Northern Prairie Wildlife Research Center
Our study of waterfowl is complete and the results are being published in the Journal of Soil and Water Conservation. Because of annual variability in populations of grassland birds, biologists at NPWRC will continue to study nongame species for several years. The habitats in CRP fields will mature during those years and permit an assessment of the longer-term effects of the program.
Northern Prairie Wildlife Research Center is also initiating investigations of the effects of habitat fragmentation on ducks and songbirds that nest in grassland. Most nesting habitat of these species consists of islands of grassland in a vast sea of cropland. The effects of this fragmented habitat on species composition and reproduction are virtually unknown but probably harmful. The many CRP fields of widely varying size offer a good opportunity to examine the effects of field size and isolation on use and reproduction by birds.
Although more research on habitats provided by CRP in the northern Great Plains is needed, early results indicate the tremendous value of restored grasslands to a host of birds that breed in the prairies. The 10-year leases under CRP begin to expire in 1996. At that time, landowners can return their land to cultivation. Whether or not they will do so depends on available alternatives.
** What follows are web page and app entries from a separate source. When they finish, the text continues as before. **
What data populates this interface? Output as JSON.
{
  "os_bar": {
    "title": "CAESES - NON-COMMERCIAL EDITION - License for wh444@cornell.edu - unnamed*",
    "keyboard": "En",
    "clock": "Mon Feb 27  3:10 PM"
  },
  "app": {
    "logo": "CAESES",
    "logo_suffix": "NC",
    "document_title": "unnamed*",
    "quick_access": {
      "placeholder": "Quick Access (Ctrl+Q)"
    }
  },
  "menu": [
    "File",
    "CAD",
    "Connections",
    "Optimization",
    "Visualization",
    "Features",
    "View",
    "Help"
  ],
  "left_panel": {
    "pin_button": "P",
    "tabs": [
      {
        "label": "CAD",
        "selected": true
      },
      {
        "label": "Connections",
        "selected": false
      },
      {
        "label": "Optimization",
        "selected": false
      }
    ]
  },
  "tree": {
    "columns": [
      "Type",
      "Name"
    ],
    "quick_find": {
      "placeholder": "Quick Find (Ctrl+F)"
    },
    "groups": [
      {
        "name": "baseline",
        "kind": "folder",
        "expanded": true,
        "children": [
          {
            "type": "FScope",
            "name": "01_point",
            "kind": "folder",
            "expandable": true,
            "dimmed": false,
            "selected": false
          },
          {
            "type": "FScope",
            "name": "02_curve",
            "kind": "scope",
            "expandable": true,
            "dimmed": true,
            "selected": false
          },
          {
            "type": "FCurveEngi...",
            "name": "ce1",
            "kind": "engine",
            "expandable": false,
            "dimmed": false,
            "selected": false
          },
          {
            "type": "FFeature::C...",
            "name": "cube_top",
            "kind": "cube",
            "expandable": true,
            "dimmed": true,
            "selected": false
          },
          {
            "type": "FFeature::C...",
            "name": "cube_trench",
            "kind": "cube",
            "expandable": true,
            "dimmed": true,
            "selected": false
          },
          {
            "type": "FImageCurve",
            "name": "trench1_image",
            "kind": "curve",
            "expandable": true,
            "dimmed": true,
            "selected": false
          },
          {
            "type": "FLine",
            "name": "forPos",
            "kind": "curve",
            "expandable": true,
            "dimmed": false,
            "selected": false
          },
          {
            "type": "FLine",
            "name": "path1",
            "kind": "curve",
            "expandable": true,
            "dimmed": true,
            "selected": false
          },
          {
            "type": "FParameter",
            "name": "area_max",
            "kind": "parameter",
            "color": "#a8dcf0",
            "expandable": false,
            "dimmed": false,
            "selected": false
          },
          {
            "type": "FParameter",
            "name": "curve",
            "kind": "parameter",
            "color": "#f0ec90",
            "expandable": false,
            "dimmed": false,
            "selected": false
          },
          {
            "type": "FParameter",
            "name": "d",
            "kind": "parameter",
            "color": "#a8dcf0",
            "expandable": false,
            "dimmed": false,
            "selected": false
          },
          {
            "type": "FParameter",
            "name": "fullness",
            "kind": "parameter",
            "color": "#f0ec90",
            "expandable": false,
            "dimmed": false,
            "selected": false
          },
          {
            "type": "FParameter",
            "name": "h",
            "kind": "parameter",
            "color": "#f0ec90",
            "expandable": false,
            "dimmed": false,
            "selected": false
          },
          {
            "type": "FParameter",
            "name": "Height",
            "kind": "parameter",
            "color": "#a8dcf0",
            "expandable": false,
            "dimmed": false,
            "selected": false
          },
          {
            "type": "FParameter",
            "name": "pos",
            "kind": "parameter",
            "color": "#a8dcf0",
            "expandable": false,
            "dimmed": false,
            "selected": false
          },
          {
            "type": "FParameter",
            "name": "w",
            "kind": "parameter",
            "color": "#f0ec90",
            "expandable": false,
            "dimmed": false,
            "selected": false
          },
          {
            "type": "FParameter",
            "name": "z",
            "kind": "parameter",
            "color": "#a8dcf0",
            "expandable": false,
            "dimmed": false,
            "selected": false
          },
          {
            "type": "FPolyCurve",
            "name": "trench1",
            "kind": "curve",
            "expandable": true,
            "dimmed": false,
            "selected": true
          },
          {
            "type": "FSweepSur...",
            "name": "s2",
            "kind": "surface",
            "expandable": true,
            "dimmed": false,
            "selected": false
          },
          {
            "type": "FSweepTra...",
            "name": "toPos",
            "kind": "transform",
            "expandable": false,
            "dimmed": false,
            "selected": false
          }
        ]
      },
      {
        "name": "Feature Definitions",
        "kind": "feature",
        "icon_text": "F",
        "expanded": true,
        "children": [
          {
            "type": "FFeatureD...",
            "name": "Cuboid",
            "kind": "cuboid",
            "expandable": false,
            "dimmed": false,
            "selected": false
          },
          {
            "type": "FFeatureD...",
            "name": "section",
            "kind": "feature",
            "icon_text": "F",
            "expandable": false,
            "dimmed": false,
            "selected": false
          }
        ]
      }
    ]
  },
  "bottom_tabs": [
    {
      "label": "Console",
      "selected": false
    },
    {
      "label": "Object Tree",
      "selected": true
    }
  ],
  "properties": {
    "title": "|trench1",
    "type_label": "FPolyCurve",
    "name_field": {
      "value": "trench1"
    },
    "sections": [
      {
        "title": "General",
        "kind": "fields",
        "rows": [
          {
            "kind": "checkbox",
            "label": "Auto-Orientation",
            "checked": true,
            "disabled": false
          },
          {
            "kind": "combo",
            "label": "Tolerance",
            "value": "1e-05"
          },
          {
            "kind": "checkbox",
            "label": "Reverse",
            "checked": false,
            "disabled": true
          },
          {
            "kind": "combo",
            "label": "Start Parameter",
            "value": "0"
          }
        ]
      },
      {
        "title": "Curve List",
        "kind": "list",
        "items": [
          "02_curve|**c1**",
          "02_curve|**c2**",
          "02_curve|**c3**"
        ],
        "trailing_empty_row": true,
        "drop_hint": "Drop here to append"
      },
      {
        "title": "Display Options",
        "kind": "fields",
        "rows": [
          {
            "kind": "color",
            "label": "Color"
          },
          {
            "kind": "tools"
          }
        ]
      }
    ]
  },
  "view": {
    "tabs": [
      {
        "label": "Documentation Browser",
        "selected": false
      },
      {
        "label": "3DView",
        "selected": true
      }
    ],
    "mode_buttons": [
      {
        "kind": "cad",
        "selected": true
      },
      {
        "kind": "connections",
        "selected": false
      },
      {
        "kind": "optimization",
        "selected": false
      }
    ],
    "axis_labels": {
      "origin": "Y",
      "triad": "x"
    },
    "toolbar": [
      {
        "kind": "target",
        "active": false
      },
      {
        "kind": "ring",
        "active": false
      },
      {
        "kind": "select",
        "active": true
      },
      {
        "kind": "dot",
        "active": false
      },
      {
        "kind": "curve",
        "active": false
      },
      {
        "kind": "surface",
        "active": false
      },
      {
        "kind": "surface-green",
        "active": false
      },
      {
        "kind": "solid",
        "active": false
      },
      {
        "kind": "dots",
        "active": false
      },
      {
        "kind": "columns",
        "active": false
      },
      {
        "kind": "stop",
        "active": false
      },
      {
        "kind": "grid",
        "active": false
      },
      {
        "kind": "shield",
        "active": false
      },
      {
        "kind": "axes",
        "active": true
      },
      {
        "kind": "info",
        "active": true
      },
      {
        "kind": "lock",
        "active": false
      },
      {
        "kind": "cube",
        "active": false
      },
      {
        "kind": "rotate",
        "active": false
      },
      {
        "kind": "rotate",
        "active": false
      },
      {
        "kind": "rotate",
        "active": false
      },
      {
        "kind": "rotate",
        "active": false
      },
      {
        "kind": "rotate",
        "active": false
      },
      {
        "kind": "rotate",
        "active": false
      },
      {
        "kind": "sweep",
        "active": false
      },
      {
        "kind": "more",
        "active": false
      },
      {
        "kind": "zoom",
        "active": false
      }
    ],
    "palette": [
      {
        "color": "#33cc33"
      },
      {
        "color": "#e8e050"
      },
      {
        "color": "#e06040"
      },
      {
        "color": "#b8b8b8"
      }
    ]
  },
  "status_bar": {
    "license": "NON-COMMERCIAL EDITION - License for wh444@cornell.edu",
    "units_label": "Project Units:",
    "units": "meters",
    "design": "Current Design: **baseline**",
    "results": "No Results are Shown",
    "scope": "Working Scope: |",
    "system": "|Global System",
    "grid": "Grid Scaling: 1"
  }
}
Although many farmers have not yet reached a decision, most of those polled in a recent survey in North Dakota intend to return their CRP fields to cultivation. Continuing the CRP in some form will offer valuable conservation of soil and water and will maintain important habitats for a wide variety of birds.